— THE INPUT —
+++

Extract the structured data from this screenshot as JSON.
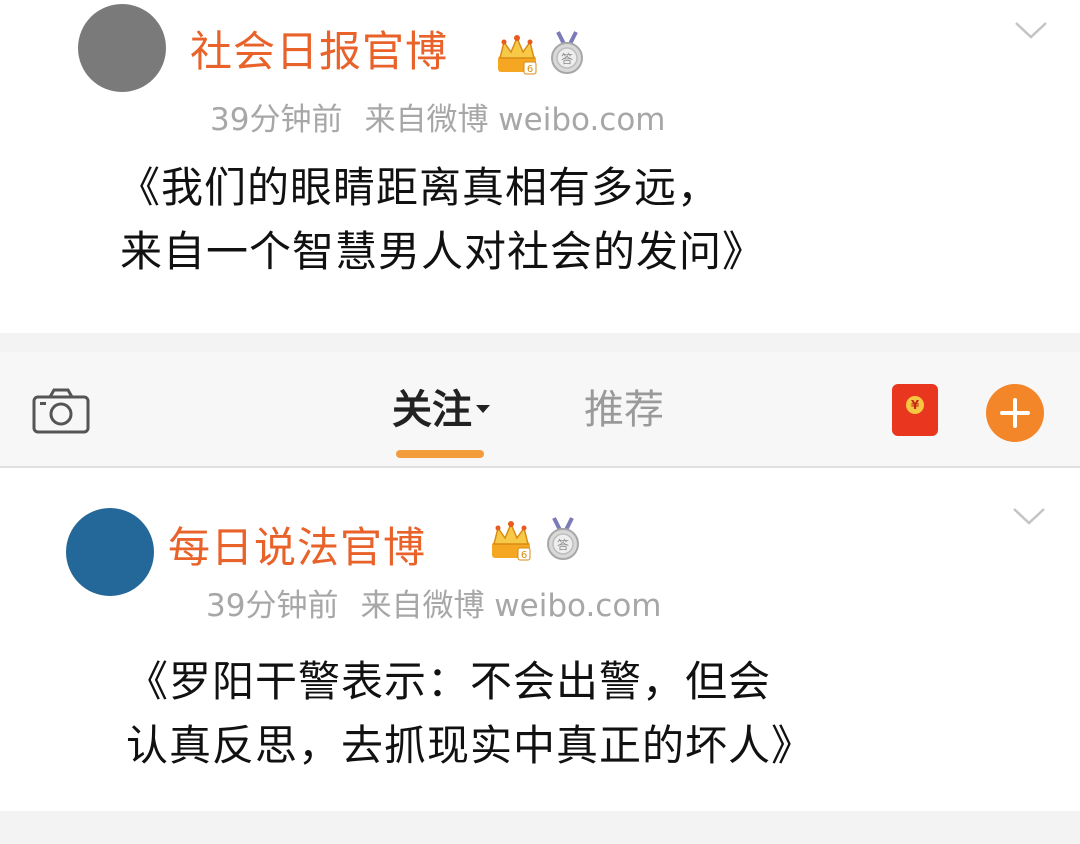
{
  "posts": [
    {
      "author": "社会日报官博",
      "avatar_color": "#7a7a7a",
      "badges": [
        "crown-badge-icon",
        "medal-badge-icon"
      ],
      "time": "39分钟前",
      "source": "来自微博 weibo.com",
      "text_lines": [
        "《我们的眼睛距离真相有多远，",
        "来自一个智慧男人对社会的发问》"
      ]
    },
    {
      "author": "每日说法官博",
      "avatar_color": "#236898",
      "badges": [
        "crown-badge-icon",
        "medal-badge-icon"
      ],
      "time": "39分钟前",
      "source": "来自微博 weibo.com",
      "text_lines": [
        "《罗阳干警表示：不会出警，但会",
        "认真反思，去抓现实中真正的坏人》"
      ]
    }
  ],
  "tabbar": {
    "tabs": [
      {
        "label": "关注",
        "active": true
      },
      {
        "label": "推荐",
        "active": false
      }
    ],
    "accent_color": "#f4862a",
    "redpacket_color": "#e8361f"
  }
}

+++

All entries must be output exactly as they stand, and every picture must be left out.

Extract the structured data from this screenshot as JSON.
{
  "posts": [
    {
      "author": "社会日报官博",
      "avatar_color": "#7a7a7a",
      "badges": [
        "crown-badge-icon",
        "medal-badge-icon"
      ],
      "time": "39分钟前",
      "source": "来自微博 weibo.com",
      "text_lines": [
        "《我们的眼睛距离真相有多远，",
        "来自一个智慧男人对社会的发问》"
      ]
    },
    {
      "author": "每日说法官博",
      "avatar_color": "#236898",
      "badges": [
        "crown-badge-icon",
        "medal-badge-icon"
      ],
      "time": "39分钟前",
      "source": "来自微博 weibo.com",
      "text_lines": [
        "《罗阳干警表示：不会出警，但会",
        "认真反思，去抓现实中真正的坏人》"
      ]
    }
  ],
  "tabbar": {
    "tabs": [
      {
        "label": "关注",
        "active": true
      },
      {
        "label": "推荐",
        "active": false
      }
    ],
    "accent_color": "#f4862a",
    "redpacket_color": "#e8361f"
  }
}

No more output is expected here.